I began a new journal today; the old one was filled up with ink, coffee stains and tears. All the struggles and inconsistencies of previous days and weeks are on another calendar now, archived for no one to see. All the records of Israel-like cycles of sin and blessing sit on a shelf somewhere in my office with the others. Somewhere on a shelf, forgotten and faded.
This one is fresh, clean like a white canvas, eager to be painted with brilliant new color and shape, painted as if for the first time. It’s the same feeling I get at the start of a new year, or sometimes a new day. It’s the feeling that I get to start over, as if the thoughts and events and actions of last year or yesterday— or my whole life— were of no consequence any longer. As if the days past had no part in the making of who I am today, just because the pages in my journals are now hiding on a shelf somewhere.

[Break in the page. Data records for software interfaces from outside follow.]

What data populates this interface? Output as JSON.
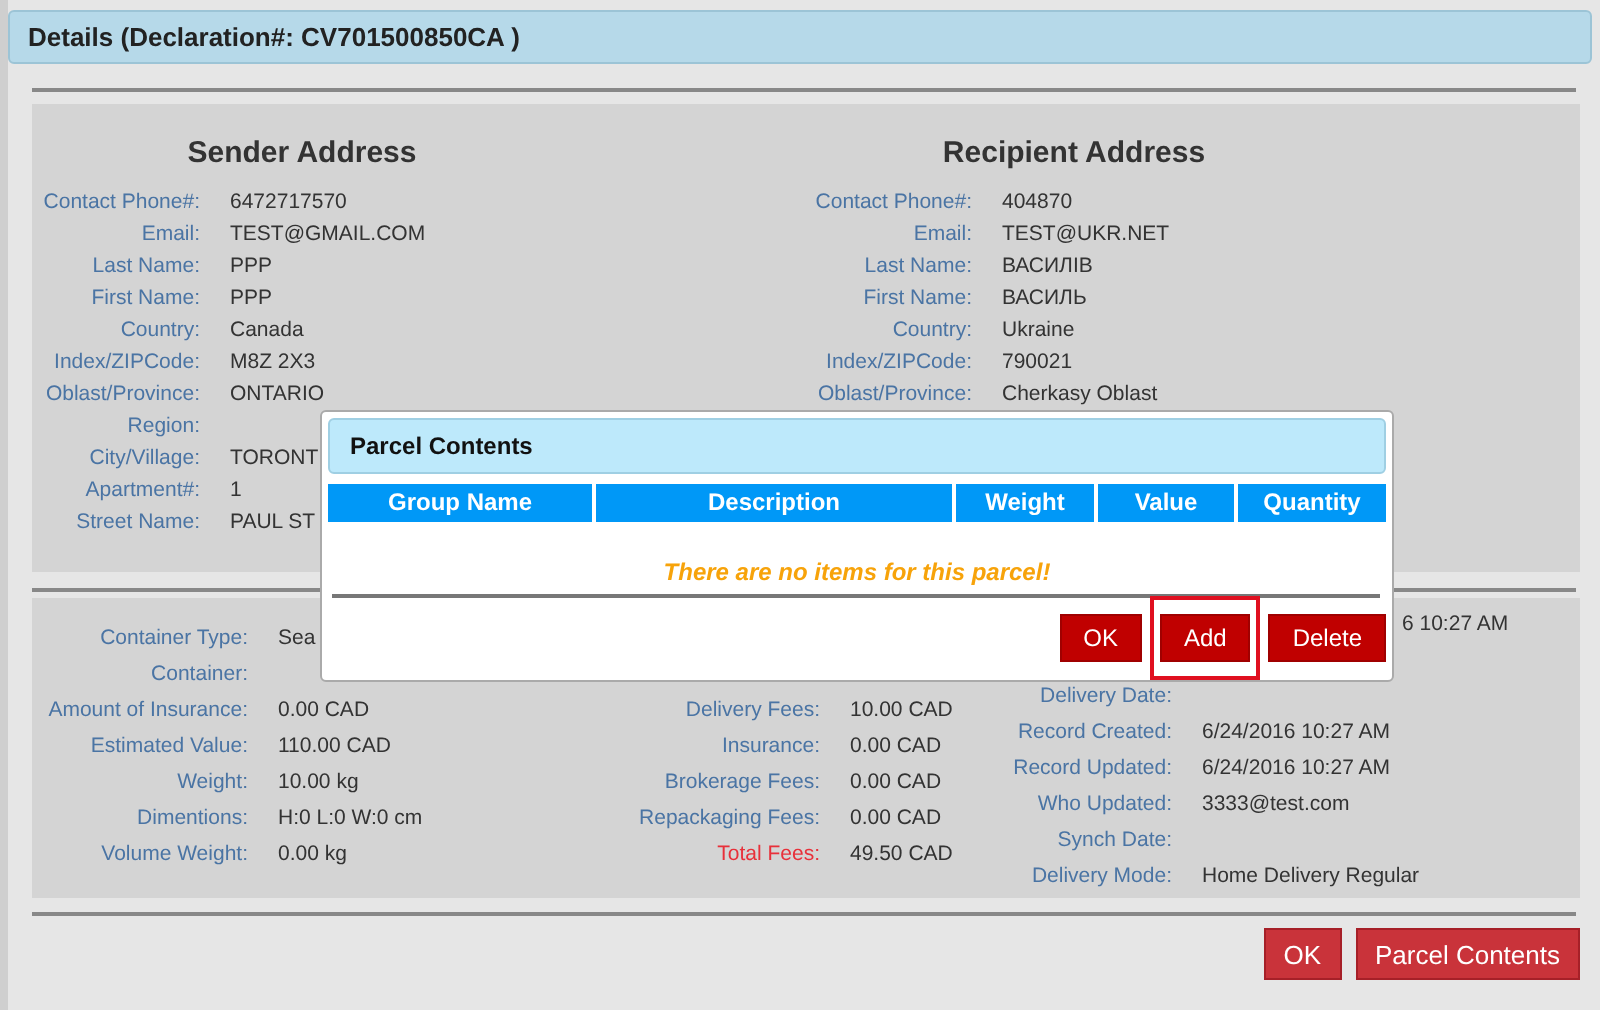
{
  "header": {
    "title": "Details (Declaration#: CV701500850CA )"
  },
  "addresses": [
    {
      "title": "Sender Address",
      "fields": [
        {
          "label": "Contact Phone#:",
          "value": "6472717570"
        },
        {
          "label": "Email:",
          "value": "TEST@GMAIL.COM"
        },
        {
          "label": "Last Name:",
          "value": "PPP"
        },
        {
          "label": "First Name:",
          "value": "PPP"
        },
        {
          "label": "Country:",
          "value": "Canada"
        },
        {
          "label": "Index/ZIPCode:",
          "value": "M8Z 2X3"
        },
        {
          "label": "Oblast/Province:",
          "value": "ONTARIO"
        },
        {
          "label": "Region:"
        },
        {
          "label": "City/Village:",
          "value": "TORONT"
        },
        {
          "label": "Apartment#:",
          "value": "1"
        },
        {
          "label": "Street Name:",
          "value": "PAUL ST"
        }
      ]
    },
    {
      "title": "Recipient Address",
      "fields": [
        {
          "label": "Contact Phone#:",
          "value": "404870"
        },
        {
          "label": "Email:",
          "value": "TEST@UKR.NET"
        },
        {
          "label": "Last Name:",
          "value": "ВАСИЛІВ"
        },
        {
          "label": "First Name:",
          "value": "ВАСИЛЬ"
        },
        {
          "label": "Country:",
          "value": "Ukraine"
        },
        {
          "label": "Index/ZIPCode:",
          "value": "790021"
        },
        {
          "label": "Oblast/Province:",
          "value": "Cherkasy Oblast"
        }
      ]
    }
  ],
  "details": [
    {
      "fields": [
        {
          "label": "Container Type:",
          "value": "Sea"
        },
        {
          "label": "Container:"
        },
        {
          "label": "Amount of Insurance:",
          "value": "0.00 CAD"
        },
        {
          "label": "Estimated Value:",
          "value": "110.00 CAD"
        },
        {
          "label": "Weight:",
          "value": "10.00 kg"
        },
        {
          "label": "Dimentions:",
          "value": "H:0 L:0 W:0 cm"
        },
        {
          "label": "Volume Weight:",
          "value": "0.00 kg"
        }
      ]
    },
    {
      "fields": [
        {
          "label": "Delivery Fees:",
          "value": "10.00 CAD"
        },
        {
          "label": "Insurance:",
          "value": "0.00 CAD"
        },
        {
          "label": "Brokerage Fees:",
          "value": "0.00 CAD"
        },
        {
          "label": "Repackaging Fees:",
          "value": "0.00 CAD"
        }
      ],
      "total": {
        "label": "Total Fees:",
        "value": "49.50 CAD"
      }
    },
    {
      "fields": [
        {
          "value": "6 10:27 AM"
        },
        {
          "label": "Delivery Date:"
        },
        {
          "label": "Record Created:",
          "value": "6/24/2016 10:27 AM"
        },
        {
          "label": "Record Updated:",
          "value": "6/24/2016 10:27 AM"
        },
        {
          "label": "Who Updated:",
          "value": "3333@test.com"
        },
        {
          "label": "Synch Date:"
        },
        {
          "label": "Delivery Mode:",
          "value": "Home Delivery Regular"
        }
      ]
    }
  ],
  "buttons": [
    "OK",
    "Parcel Contents"
  ],
  "modal": {
    "title": "Parcel Contents",
    "columns": [
      "Group Name",
      "Description",
      "Weight",
      "Value",
      "Quantity"
    ],
    "empty_message": "There are no items for this parcel!",
    "buttons": [
      {
        "label": "OK",
        "highlighted": false
      },
      {
        "label": "Add",
        "highlighted": true
      },
      {
        "label": "Delete",
        "highlighted": false
      }
    ]
  }
}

I should like to set them aside and pretend that the struggling saint of those pages is no more, to boast that today we are on a level playing field, God and I. That today, He might read my journal and say— to Himself, of course— I’m letting Will start over. I’m unilaterally breaking all his vices. No more impatience, selfishness, laziness, impure thoughts, or greed. Those are chapters from another book. Will gets to write a new book now. It is ludicrous, I know. That is why I wrote it out, just to see how insane my thoughts and desires can be.

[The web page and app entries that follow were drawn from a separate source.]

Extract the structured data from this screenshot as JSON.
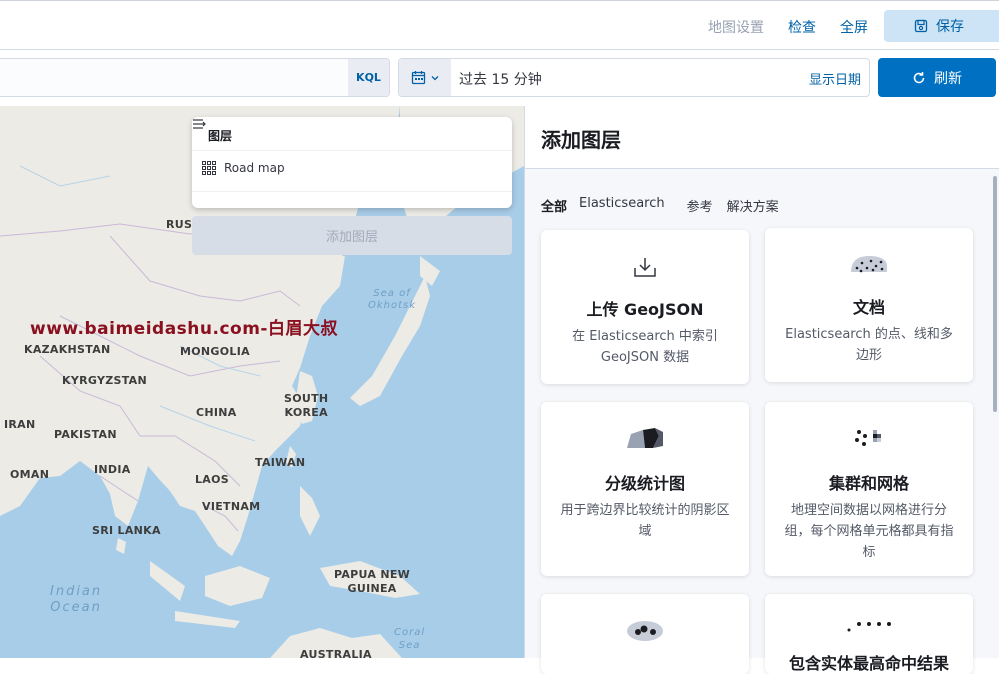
{
  "header": {
    "map_settings": "地图设置",
    "inspect": "检查",
    "fullscreen": "全屏",
    "save": "保存"
  },
  "querybar": {
    "language": "KQL",
    "time_range": "过去 15 分钟",
    "show_dates": "显示日期",
    "refresh": "刷新"
  },
  "map": {
    "labels": {
      "russia": "RUSS",
      "kazakhstan": "KAZAKHSTAN",
      "mongolia": "MONGOLIA",
      "kyrgyzstan": "KYRGYZSTAN",
      "china": "CHINA",
      "south_korea": "SOUTH\nKOREA",
      "iran": "IRAN",
      "pakistan": "PAKISTAN",
      "india": "INDIA",
      "oman": "OMAN",
      "taiwan": "TAIWAN",
      "laos": "LAOS",
      "vietnam": "VIETNAM",
      "sri_lanka": "SRI LANKA",
      "papua": "PAPUA NEW\nGUINEA",
      "australia": "AUSTRALIA",
      "sea_of_okhotsk": "Sea of\nOkhotsk",
      "indian_ocean": "Indian\nOcean",
      "coral_sea": "Coral\nSea"
    },
    "watermark": "www.baimeidashu.com-白眉大叔",
    "layers_panel": {
      "title": "图层",
      "items": [
        {
          "label": "Road map"
        }
      ],
      "add_layer": "添加图层"
    }
  },
  "panel": {
    "title": "添加图层",
    "filters": [
      "全部",
      "Elasticsearch",
      "参考",
      "解决方案"
    ],
    "cards": [
      {
        "title": "上传 GeoJSON",
        "desc": "在 Elasticsearch 中索引 GeoJSON 数据",
        "icon": "upload-icon"
      },
      {
        "title": "文档",
        "desc": "Elasticsearch 的点、线和多边形",
        "icon": "documents-icon"
      },
      {
        "title": "分级统计图",
        "desc": "用于跨边界比较统计的阴影区域",
        "icon": "choropleth-icon"
      },
      {
        "title": "集群和网格",
        "desc": "地理空间数据以网格进行分组，每个网格单元格都具有指标",
        "icon": "clusters-grid-icon"
      },
      {
        "title": "",
        "desc": "",
        "icon": "heatmap-icon"
      },
      {
        "title": "包含实体最高命中结果",
        "desc": "",
        "icon": "top-hits-icon"
      }
    ]
  },
  "colors": {
    "accent": "#0071c2",
    "link": "#0061a6",
    "watermark": "#8a1020",
    "annotation_arrow": "#f0843a"
  }
}
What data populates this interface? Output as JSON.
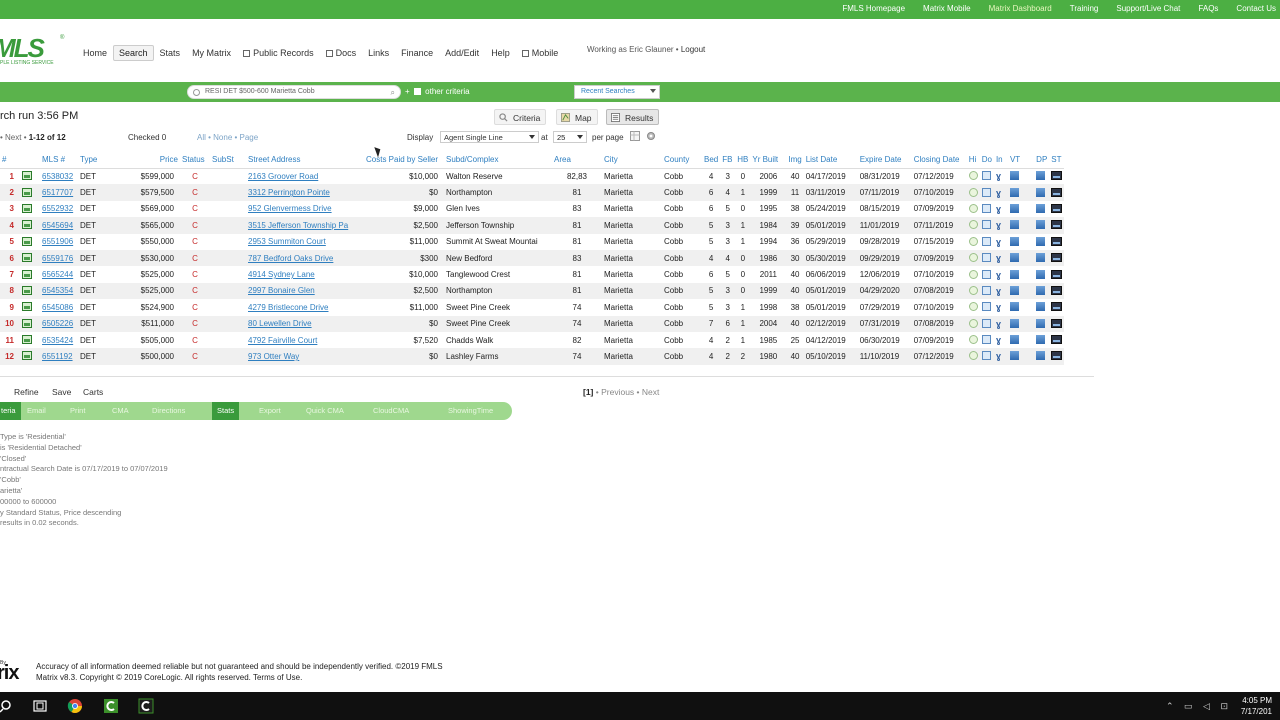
{
  "topbar": {
    "links": [
      "FMLS Homepage",
      "Matrix Mobile",
      "Matrix Dashboard",
      "Training",
      "Support/Live Chat",
      "FAQs",
      "Contact Us"
    ]
  },
  "logo": {
    "big": "MLS",
    "small": "PLE LISTING SERVICE",
    "reg": "®"
  },
  "nav": {
    "items": [
      "Home",
      "Search",
      "Stats",
      "My Matrix",
      "Public Records",
      "Docs",
      "Links",
      "Finance",
      "Add/Edit",
      "Help",
      "Mobile"
    ],
    "working_as": "Working as Eric Glauner",
    "logout": "Logout"
  },
  "searchbar": {
    "query": "RESI DET $500-600 Marietta Cobb",
    "other_criteria": "other criteria",
    "plus": "+",
    "recent": "Recent Searches"
  },
  "results": {
    "runtime": "rch run 3:56 PM",
    "views": {
      "criteria": "Criteria",
      "map": "Map",
      "results": "Results"
    },
    "pager_prefix": "• Next •",
    "pager_range": "1-12 of 12",
    "checked": "Checked 0",
    "select_links": "All • None • Page",
    "display_label": "Display",
    "display_value": "Agent Single Line",
    "at_label": "at",
    "per_page_value": "25",
    "per_page_label": "per page"
  },
  "table": {
    "headers": [
      "#",
      "",
      "MLS #",
      "Type",
      "",
      "Price",
      "Status",
      "SubSt",
      "Street Address",
      "Costs Paid by Seller",
      "Subd/Complex",
      "Area",
      "City",
      "County",
      "Bed",
      "FB",
      "HB",
      "Yr Built",
      "Img",
      "List Date",
      "Expire Date",
      "Closing Date",
      "Hi",
      "Do",
      "In",
      "VT",
      "",
      "DP",
      "ST"
    ],
    "rows": [
      {
        "n": "1",
        "mls": "6538032",
        "type": "DET",
        "price": "$599,000",
        "status": "C",
        "addr": "2163 Groover Road",
        "costs": "$10,000",
        "subd": "Walton Reserve",
        "area": "82,83",
        "city": "Marietta",
        "county": "Cobb",
        "bed": "4",
        "fb": "3",
        "hb": "0",
        "yr": "2006",
        "img": "40",
        "list": "04/17/2019",
        "exp": "08/31/2019",
        "close": "07/12/2019"
      },
      {
        "n": "2",
        "mls": "6517707",
        "type": "DET",
        "price": "$579,500",
        "status": "C",
        "addr": "3312 Perrington Pointe",
        "costs": "$0",
        "subd": "Northampton",
        "area": "81",
        "city": "Marietta",
        "county": "Cobb",
        "bed": "6",
        "fb": "4",
        "hb": "1",
        "yr": "1999",
        "img": "11",
        "list": "03/11/2019",
        "exp": "07/11/2019",
        "close": "07/10/2019"
      },
      {
        "n": "3",
        "mls": "6552932",
        "type": "DET",
        "price": "$569,000",
        "status": "C",
        "addr": "952 Glenvermess Drive",
        "costs": "$9,000",
        "subd": "Glen Ives",
        "area": "83",
        "city": "Marietta",
        "county": "Cobb",
        "bed": "6",
        "fb": "5",
        "hb": "0",
        "yr": "1995",
        "img": "38",
        "list": "05/24/2019",
        "exp": "08/15/2019",
        "close": "07/09/2019"
      },
      {
        "n": "4",
        "mls": "6545694",
        "type": "DET",
        "price": "$565,000",
        "status": "C",
        "addr": "3515 Jefferson Township Pa",
        "costs": "$2,500",
        "subd": "Jefferson Township",
        "area": "81",
        "city": "Marietta",
        "county": "Cobb",
        "bed": "5",
        "fb": "3",
        "hb": "1",
        "yr": "1984",
        "img": "39",
        "list": "05/01/2019",
        "exp": "11/01/2019",
        "close": "07/11/2019"
      },
      {
        "n": "5",
        "mls": "6551906",
        "type": "DET",
        "price": "$550,000",
        "status": "C",
        "addr": "2953 Summiton Court",
        "costs": "$11,000",
        "subd": "Summit At Sweat Mountai",
        "area": "81",
        "city": "Marietta",
        "county": "Cobb",
        "bed": "5",
        "fb": "3",
        "hb": "1",
        "yr": "1994",
        "img": "36",
        "list": "05/29/2019",
        "exp": "09/28/2019",
        "close": "07/15/2019"
      },
      {
        "n": "6",
        "mls": "6559176",
        "type": "DET",
        "price": "$530,000",
        "status": "C",
        "addr": "787 Bedford Oaks Drive",
        "costs": "$300",
        "subd": "New Bedford",
        "area": "83",
        "city": "Marietta",
        "county": "Cobb",
        "bed": "4",
        "fb": "4",
        "hb": "0",
        "yr": "1986",
        "img": "30",
        "list": "05/30/2019",
        "exp": "09/29/2019",
        "close": "07/09/2019"
      },
      {
        "n": "7",
        "mls": "6565244",
        "type": "DET",
        "price": "$525,000",
        "status": "C",
        "addr": "4914 Sydney Lane",
        "costs": "$10,000",
        "subd": "Tanglewood Crest",
        "area": "81",
        "city": "Marietta",
        "county": "Cobb",
        "bed": "6",
        "fb": "5",
        "hb": "0",
        "yr": "2011",
        "img": "40",
        "list": "06/06/2019",
        "exp": "12/06/2019",
        "close": "07/10/2019"
      },
      {
        "n": "8",
        "mls": "6545354",
        "type": "DET",
        "price": "$525,000",
        "status": "C",
        "addr": "2997 Bonaire Glen",
        "costs": "$2,500",
        "subd": "Northampton",
        "area": "81",
        "city": "Marietta",
        "county": "Cobb",
        "bed": "5",
        "fb": "3",
        "hb": "0",
        "yr": "1999",
        "img": "40",
        "list": "05/01/2019",
        "exp": "04/29/2020",
        "close": "07/08/2019"
      },
      {
        "n": "9",
        "mls": "6545086",
        "type": "DET",
        "price": "$524,900",
        "status": "C",
        "addr": "4279 Bristlecone Drive",
        "costs": "$11,000",
        "subd": "Sweet Pine Creek",
        "area": "74",
        "city": "Marietta",
        "county": "Cobb",
        "bed": "5",
        "fb": "3",
        "hb": "1",
        "yr": "1998",
        "img": "38",
        "list": "05/01/2019",
        "exp": "07/29/2019",
        "close": "07/10/2019"
      },
      {
        "n": "10",
        "mls": "6505226",
        "type": "DET",
        "price": "$511,000",
        "status": "C",
        "addr": "80 Lewellen Drive",
        "costs": "$0",
        "subd": "Sweet Pine Creek",
        "area": "74",
        "city": "Marietta",
        "county": "Cobb",
        "bed": "7",
        "fb": "6",
        "hb": "1",
        "yr": "2004",
        "img": "40",
        "list": "02/12/2019",
        "exp": "07/31/2019",
        "close": "07/08/2019"
      },
      {
        "n": "11",
        "mls": "6535424",
        "type": "DET",
        "price": "$505,000",
        "status": "C",
        "addr": "4792 Fairville Court",
        "costs": "$7,520",
        "subd": "Chadds Walk",
        "area": "82",
        "city": "Marietta",
        "county": "Cobb",
        "bed": "4",
        "fb": "2",
        "hb": "1",
        "yr": "1985",
        "img": "25",
        "list": "04/12/2019",
        "exp": "06/30/2019",
        "close": "07/09/2019"
      },
      {
        "n": "12",
        "mls": "6551192",
        "type": "DET",
        "price": "$500,000",
        "status": "C",
        "addr": "973 Otter Way",
        "costs": "$0",
        "subd": "Lashley Farms",
        "area": "74",
        "city": "Marietta",
        "county": "Cobb",
        "bed": "4",
        "fb": "2",
        "hb": "2",
        "yr": "1980",
        "img": "40",
        "list": "05/10/2019",
        "exp": "11/10/2019",
        "close": "07/12/2019"
      }
    ]
  },
  "actions": {
    "refine": "Refine",
    "save": "Save",
    "carts": "Carts",
    "pager_current": "[1]",
    "pager_rest": "• Previous • Next",
    "greenbar": [
      "teria",
      "Email",
      "Print",
      "CMA",
      "Directions",
      "Stats",
      "Export",
      "Quick CMA",
      "CloudCMA",
      "ShowingTime"
    ]
  },
  "criteria_lines": [
    "Type is 'Residential'",
    "is 'Residential Detached'",
    "'Closed'",
    "ntractual Search Date is 07/17/2019 to 07/07/2019",
    "'Cobb'",
    "arietta'",
    "00000 to 600000",
    "y Standard Status, Price descending",
    "results in 0.02 seconds."
  ],
  "footer": {
    "by": "By",
    "matrix": "rix",
    "line1": "Accuracy of all information deemed reliable but not guaranteed and should be independently verified. ©2019 FMLS",
    "line2": "Matrix v8.3. Copyright © 2019 CoreLogic. All rights reserved. Terms of Use."
  },
  "taskbar": {
    "time": "4:05 PM",
    "date": "7/17/201"
  },
  "colors": {
    "brand_green": "#4caf43",
    "link_blue": "#2f7fc0",
    "status_red": "#c52a2a"
  }
}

But given a new start, things would certainly be “different from now on”. I would be disciplined and consistent and organized, kind and gentle and slow to speak.

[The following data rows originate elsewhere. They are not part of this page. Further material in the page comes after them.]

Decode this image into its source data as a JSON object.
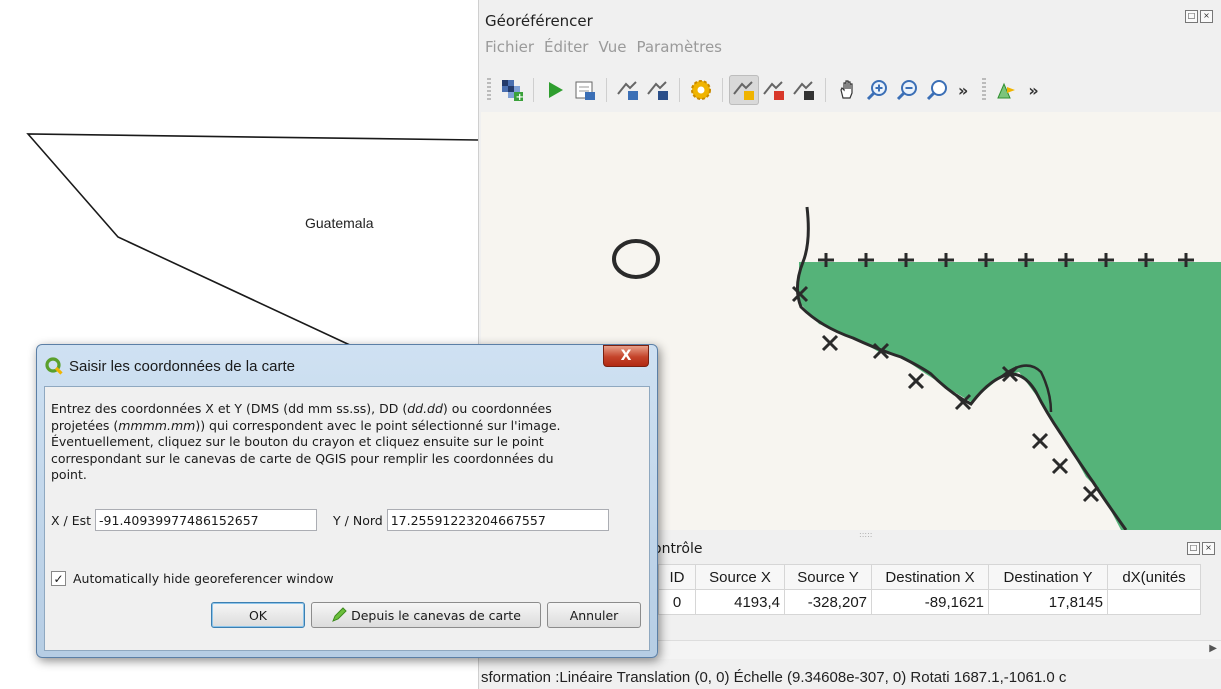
{
  "map": {
    "country_label": "Guatemala"
  },
  "georef": {
    "title": "Géoréférencer",
    "menu": [
      "Fichier",
      "Éditer",
      "Vue",
      "Paramètres"
    ],
    "toolbar_more": "»",
    "gcp_panel_title": "ontrôle",
    "table": {
      "columns": [
        "ID",
        "Source X",
        "Source Y",
        "Destination X",
        "Destination Y",
        "dX(unités"
      ],
      "rows": [
        [
          "0",
          "4193,4",
          "-328,207",
          "-89,1621",
          "17,8145",
          ""
        ]
      ]
    },
    "status": "sformation :Linéaire Translation (0, 0) Échelle (9.34608e-307, 0) Rotati  1687.1,-1061.0  c"
  },
  "dialog": {
    "title": "Saisir les coordonnées de la carte",
    "close_label": "X",
    "description_lines": [
      "Entrez des coordonnées X et Y (DMS (dd mm ss.ss), DD (dd.dd) ou coordonnées",
      "projetées (mmmm.mm)) qui correspondent avec le point sélectionné sur l'image.",
      "Éventuellement, cliquez sur le bouton du crayon et cliquez ensuite sur le point",
      "correspondant sur le canevas de carte de QGIS pour remplir les coordonnées du",
      "point."
    ],
    "x_label": "X / Est",
    "x_value": "-91.40939977486152657",
    "y_label": "Y / Nord",
    "y_value": "17.25591223204667557",
    "checkbox_label": "Automatically hide georeferencer window",
    "checkbox_checked": true,
    "ok_label": "OK",
    "from_canvas_label": "Depuis le canevas de carte",
    "cancel_label": "Annuler"
  },
  "colors": {
    "land_green": "#4caf72",
    "accent_blue": "#3c7fb1",
    "close_red": "#c4432a"
  },
  "icons": [
    "open-raster-icon",
    "start-georef-icon",
    "generate-script-icon",
    "load-gcp-icon",
    "save-gcp-icon",
    "settings-icon",
    "add-point-icon",
    "delete-point-icon",
    "move-point-icon",
    "pan-icon",
    "zoom-in-icon",
    "zoom-out-icon",
    "zoom-layer-icon",
    "link-icon"
  ]
}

Momentum is fickle. You can’t trust it to take you from one day to the next, or into the next moment. My best energy runs out long before my intentions are realized. My purest motives are undermined by sin and folly. I can’t just be someone that I have not been becoming.
Too often I think of grace as a clean slate. That would be more like neglect. Grace is not a “re-do.” It’s not like starting a new journal. Grace is the ink on those pages, the very presence of God’s listening ear and strong hand. Grace is the shelf in my office, holding all the pages of my past, displaying the splendor of God in them. Grace is a penetrating light, exposing my arrogant desires to level the playing field, to be good enough. Grace does not hide from the messy reality of my ragged and duplicitous life, or in the vain imaginations of starting over. How could it? That is precisely where grace intends to live and move, working out the righteous law of God in my thoughts, emotions and deeds.
So I won’t pretend that my life starts over today. I’ll forsake the “fresh start”. I’ll fight against my flesh, my unrelenting and ruthless flesh. This will not be easy, for there is comfort in pretending, and there are sins that I have come to enjoy. I suspect there exist sins that I do not even recognize because of my familiarity with it. It will all have to be purged, but I will not merely try to gag myself. I would then just binge on self-righteousness. Though genuine change seems so distant, my hope is this: if by my own power I formed my character into what it is, and mostly under the rule of sin, will not Jesus, who has set me free from the law of sin and death, by His power transform it? Indeed He can and will. Nothing can stop Him, and I shall certainly not try by trusting in my own efforts or intentions. Jesus is my only hope. I’ll wrap my ragged and redeemed self around Him and hold on for dear Life.[Will Walker works for Campus Crusade for Christ, makes his home in Austin, TX with his wife Debbie, 2 year old son Ethan, and skittish mutt Abby.]